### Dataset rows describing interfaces
------------

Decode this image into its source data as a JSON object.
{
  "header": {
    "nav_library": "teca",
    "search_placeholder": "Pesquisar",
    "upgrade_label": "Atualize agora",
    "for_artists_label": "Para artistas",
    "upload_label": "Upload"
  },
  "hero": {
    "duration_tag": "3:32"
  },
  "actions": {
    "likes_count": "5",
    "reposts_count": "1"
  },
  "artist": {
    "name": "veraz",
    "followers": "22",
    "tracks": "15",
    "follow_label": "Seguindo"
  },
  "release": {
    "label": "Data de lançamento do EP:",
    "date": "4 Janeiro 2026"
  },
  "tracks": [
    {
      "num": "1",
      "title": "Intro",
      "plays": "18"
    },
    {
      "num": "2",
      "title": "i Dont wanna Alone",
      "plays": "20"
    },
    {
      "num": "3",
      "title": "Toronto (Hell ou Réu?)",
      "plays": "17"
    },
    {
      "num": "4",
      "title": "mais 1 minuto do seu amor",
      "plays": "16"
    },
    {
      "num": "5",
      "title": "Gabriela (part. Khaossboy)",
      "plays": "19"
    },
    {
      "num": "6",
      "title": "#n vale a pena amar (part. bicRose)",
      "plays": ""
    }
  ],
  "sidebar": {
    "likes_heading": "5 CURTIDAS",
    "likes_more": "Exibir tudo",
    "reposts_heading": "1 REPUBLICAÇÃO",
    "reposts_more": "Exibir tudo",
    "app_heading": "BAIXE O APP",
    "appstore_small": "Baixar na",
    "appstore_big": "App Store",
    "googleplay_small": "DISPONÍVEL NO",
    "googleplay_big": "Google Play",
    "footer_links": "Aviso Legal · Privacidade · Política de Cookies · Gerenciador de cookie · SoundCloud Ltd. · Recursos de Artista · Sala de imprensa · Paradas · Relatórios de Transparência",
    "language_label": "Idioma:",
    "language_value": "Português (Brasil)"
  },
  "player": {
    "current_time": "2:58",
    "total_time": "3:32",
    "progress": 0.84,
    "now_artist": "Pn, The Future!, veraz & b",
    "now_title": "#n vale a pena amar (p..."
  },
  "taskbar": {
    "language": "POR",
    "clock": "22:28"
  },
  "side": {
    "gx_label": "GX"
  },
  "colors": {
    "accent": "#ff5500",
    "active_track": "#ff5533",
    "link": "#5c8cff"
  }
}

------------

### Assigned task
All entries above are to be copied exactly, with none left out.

### Response to this task
Decode this image into its source data as a JSON object.
{
  "header": {
    "nav_library": "teca",
    "search_placeholder": "Pesquisar",
    "upgrade_label": "Atualize agora",
    "for_artists_label": "Para artistas",
    "upload_label": "Upload"
  },
  "hero": {
    "duration_tag": "3:32"
  },
  "actions": {
    "likes_count": "5",
    "reposts_count": "1"
  },
  "artist": {
    "name": "veraz",
    "followers": "22",
    "tracks": "15",
    "follow_label": "Seguindo"
  },
  "release": {
    "label": "Data de lançamento do EP:",
    "date": "4 Janeiro 2026"
  },
  "tracks": [
    {
      "num": "1",
      "title": "Intro",
      "plays": "18"
    },
    {
      "num": "2",
      "title": "i Dont wanna Alone",
      "plays": "20"
    },
    {
      "num": "3",
      "title": "Toronto (Hell ou Réu?)",
      "plays": "17"
    },
    {
      "num": "4",
      "title": "mais 1 minuto do seu amor",
      "plays": "16"
    },
    {
      "num": "5",
      "title": "Gabriela (part. Khaossboy)",
      "plays": "19"
    },
    {
      "num": "6",
      "title": "#n vale a pena amar (part. bicRose)",
      "plays": ""
    }
  ],
  "sidebar": {
    "likes_heading": "5 CURTIDAS",
    "likes_more": "Exibir tudo",
    "reposts_heading": "1 REPUBLICAÇÃO",
    "reposts_more": "Exibir tudo",
    "app_heading": "BAIXE O APP",
    "appstore_small": "Baixar na",
    "appstore_big": "App Store",
    "googleplay_small": "DISPONÍVEL NO",
    "googleplay_big": "Google Play",
    "footer_links": "Aviso Legal · Privacidade · Política de Cookies · Gerenciador de cookie · SoundCloud Ltd. · Recursos de Artista · Sala de imprensa · Paradas · Relatórios de Transparência",
    "language_label": "Idioma:",
    "language_value": "Português (Brasil)"
  },
  "player": {
    "current_time": "2:58",
    "total_time": "3:32",
    "progress": 0.84,
    "now_artist": "Pn, The Future!, veraz & b",
    "now_title": "#n vale a pena amar (p..."
  },
  "taskbar": {
    "language": "POR",
    "clock": "22:28"
  },
  "side": {
    "gx_label": "GX"
  },
  "colors": {
    "accent": "#ff5500",
    "active_track": "#ff5533",
    "link": "#5c8cff"
  }
}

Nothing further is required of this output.